Record extracts:
---
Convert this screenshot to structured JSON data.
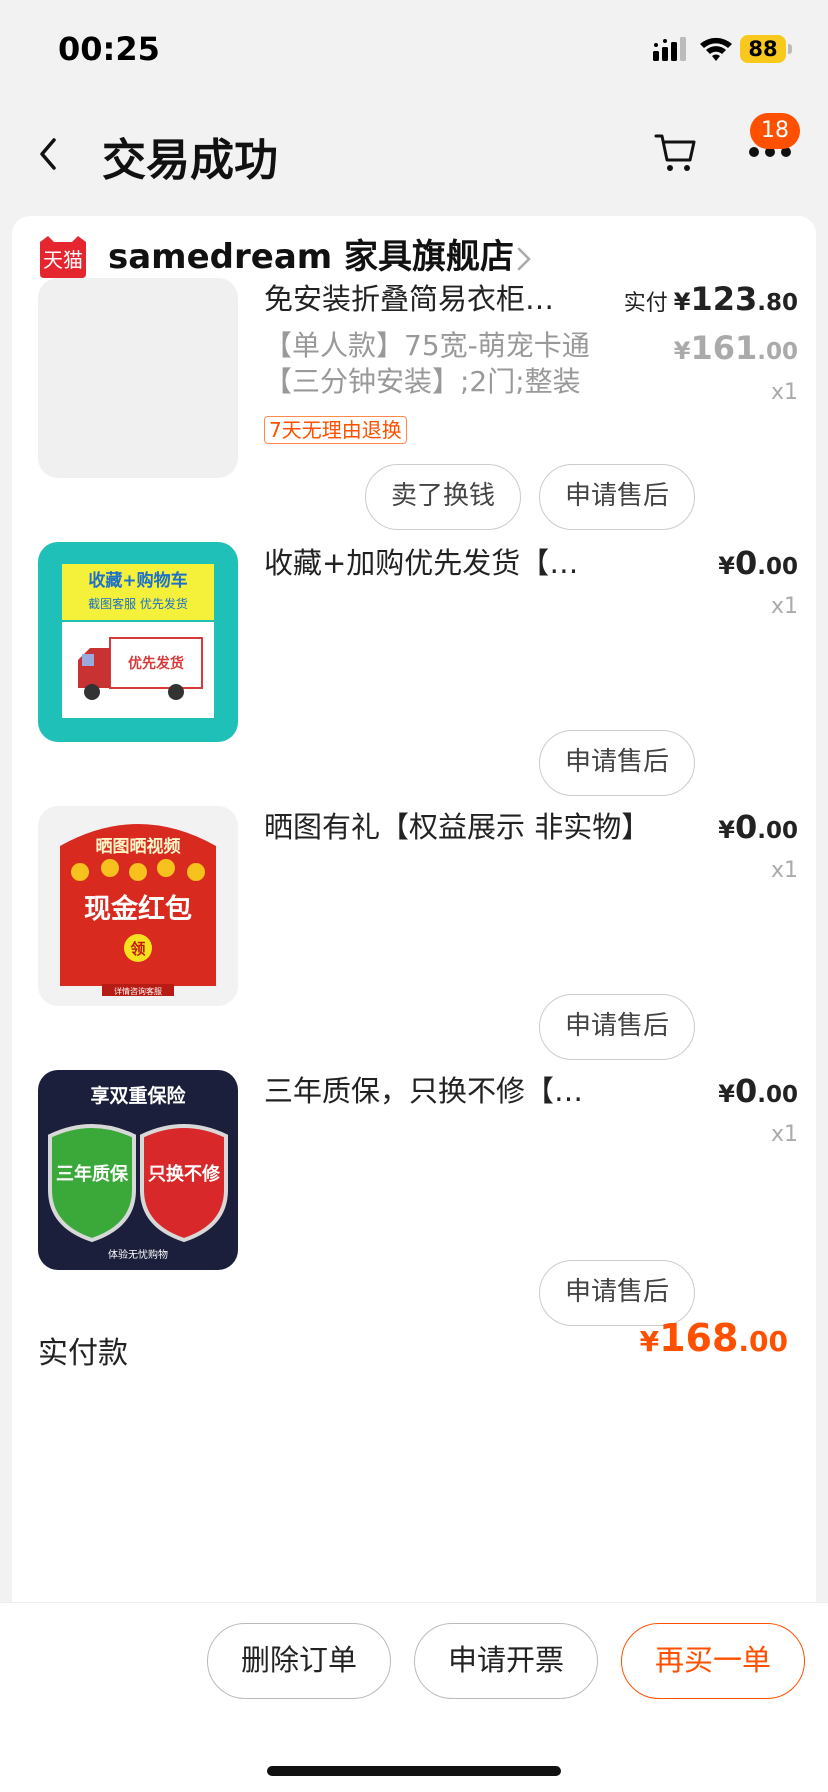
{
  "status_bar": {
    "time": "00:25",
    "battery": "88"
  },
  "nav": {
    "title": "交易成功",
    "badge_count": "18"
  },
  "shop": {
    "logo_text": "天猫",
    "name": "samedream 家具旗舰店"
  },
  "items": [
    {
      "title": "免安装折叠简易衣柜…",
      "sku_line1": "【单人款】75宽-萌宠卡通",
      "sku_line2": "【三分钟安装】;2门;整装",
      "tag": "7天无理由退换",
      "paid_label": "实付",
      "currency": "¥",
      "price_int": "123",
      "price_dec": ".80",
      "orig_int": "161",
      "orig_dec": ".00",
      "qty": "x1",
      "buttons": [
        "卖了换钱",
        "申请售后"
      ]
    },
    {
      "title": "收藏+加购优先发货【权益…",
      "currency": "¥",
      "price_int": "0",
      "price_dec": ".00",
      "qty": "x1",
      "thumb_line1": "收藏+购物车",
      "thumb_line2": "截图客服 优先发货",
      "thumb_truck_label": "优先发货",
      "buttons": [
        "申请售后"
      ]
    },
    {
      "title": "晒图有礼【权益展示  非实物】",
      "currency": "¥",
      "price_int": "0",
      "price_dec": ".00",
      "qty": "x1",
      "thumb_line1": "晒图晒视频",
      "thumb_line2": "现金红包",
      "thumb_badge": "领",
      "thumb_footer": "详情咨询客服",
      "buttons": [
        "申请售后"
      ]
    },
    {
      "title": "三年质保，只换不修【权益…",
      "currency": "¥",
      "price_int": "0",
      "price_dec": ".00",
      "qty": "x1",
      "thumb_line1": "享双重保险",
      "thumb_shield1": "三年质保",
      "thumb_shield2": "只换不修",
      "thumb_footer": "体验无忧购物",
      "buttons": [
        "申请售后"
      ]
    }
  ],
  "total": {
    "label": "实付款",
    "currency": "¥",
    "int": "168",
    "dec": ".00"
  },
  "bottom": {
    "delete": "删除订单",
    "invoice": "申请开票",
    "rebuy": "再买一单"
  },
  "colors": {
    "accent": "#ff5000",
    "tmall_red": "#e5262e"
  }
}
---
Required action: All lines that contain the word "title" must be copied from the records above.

Task response:
    "title": "交易成功",
      "title": "免安装折叠简易衣柜…",
      "title": "收藏+加购优先发货【权益…",
      "title": "晒图有礼【权益展示  非实物】",
      "title": "三年质保，只换不修【权益…",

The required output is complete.